In the indie gaming department, little gems fall through the proverbial cracks all the time. Don’t believe me? Go play Cave Story and get back to me. I’ll wait. OK, have you played a bit of it? Maybe even finished it? OK, so we got the action end of the spectrum down, but what’s the role-playing end of the spectrum? Finding a solid indie RPG is a bit difficult. It seems to be a popular field as nearly everyone wants to create a game on par with games from the past. If you have that particular itch, Eschalon: Book 1 may be a perfect fit for you.
Eschalon: Book 1 follows the path of an amnesiac trying to figure out his identity. Thankfully, Basilisk games took the high road in this path: The protagonist (who you get to name) took a potion that stripped him of his skills and identity. So it is up to you to recreate an identity for him, learn about his past that forced him into hiding and eventually save the war-torn country. OK, so it isn’t the most inventive plot and is reminiscent of the plots such as that of Baldur’s Gate. However, it does its job rather well. There is this rich world of mythos waiting to be discovered if you take the time to read all the various books and interact with people.
Gameplay continues this old-school theme. You get to create the hero however you like. You get to choose his origin, class and alignment. You will roll and re-roll stats to find the perfect base and then modify them to your liking. Furthermore, you get to choose which skills you want. Class only dictates the only skill you get for free. Past that, it is up to you choose what skills complement what type of character you want to play. Want to play the archetypical paladin? Choose the fighter class (which starts with the long sword skill) and then add some heavy armor and divination skills. Then start raising the levels of those skills. Want a rogue with some arcane magic skills? You can do that. A ranger who only uses bows and alchemy AND he knows where he’s going? Go for it. You can even recreate those old-school character classes such as the infamous fighter/mage/thief. There is nothing but your imagination to stop you. Certain creations will make certain parts of the game easier (or harder). For example, traditional fighters will find the beginning easier due to their high health and armor class. But they will probably find latter parts of the game more difficult due to their limited magic use.
Once you get past the creation system, you’re dropped into an open-ended world. You can go where you like, and nothing holds you back except for your character’s level and skills. Exploration is turn-based. Just point and click, and he’ll go in the direction you want. Monsters move whenever you do something. Left-mouse button initiate your primary attack, whether it is a sword, mace, dagger or bow, while the right mouse allows you to cast spells. So if you’re being chased or have encountered a tough monster, you can take all the time in the world to decide your next move. Basilisk is not joking with the statement about “playing at your own pace.” You can literally stop and smell every flower. For me, this is one of those games that is perfect to play at the end of the day. Just prepare a cup of chamomile (or Sleepy Time) tea, turn on this game, and slowly inhale and exhale. Feel the tension slowly fade away.

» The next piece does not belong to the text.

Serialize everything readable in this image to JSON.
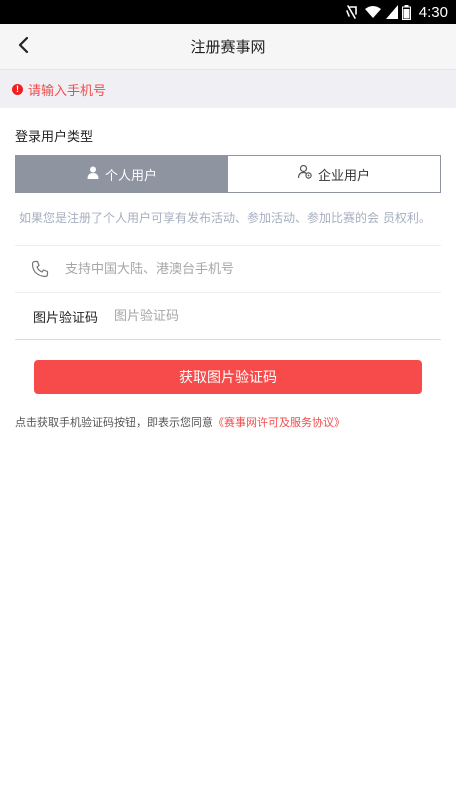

The game is rather nice to look at and brims with details. Water flows down the river, torches cackle, blood spurts whenever a creature is hit, lighting is expertly used as one can watch the sun go down and the moon rise in the distance, and bolts of flame are seen whenever a certain spell is cast. The downside about the latter is that as a spell increases in potency, it never gets any grander. It is sort of a shame because it does not give a sense of power that occurs when mastering potent spells. But let me make this clear: It does its job well. If it was any stronger, the gameplay would probably suffer.
Audio wise, everything is in its proper place. The traditional swords and magic spells effects are heard. Your character’s footsteps are heard as you travel across the various surfaces in the game’s world. Monster growls of all types are heard, whether its wings flapping or the sounds of a salamander crawling across the ground. There isn’t much music in the game. Drums and wind instruments are heard whenever combat is initiated, but it does help keep the tension during that situation tight. Plus, the game isn’t afraid to turn the music off and let the ambiance take center stage. Birds are heard as you travel through forests, and drips of water are heard inside caverns.
Eschalon: Book 1 is a wonderful, solid, old-school RPG. It is a little rough around the edges, but it shows off the competency and potential of its creators. It does a wonderful job of channeling those old-school computer games. This is the type of game Mom would make if she had the time to create it. It is warm and comforting — even though virtually everything in the game is just waiting to kill your character. Eschalon: Book 1 is worth the $20 admission fee. Plus, there is a pretty decent-sized demo available on Basilisk’s Web site. Go check it out. Very few companies do what they do well. Now I want to see the second installment. I cannot wait for it to be ready!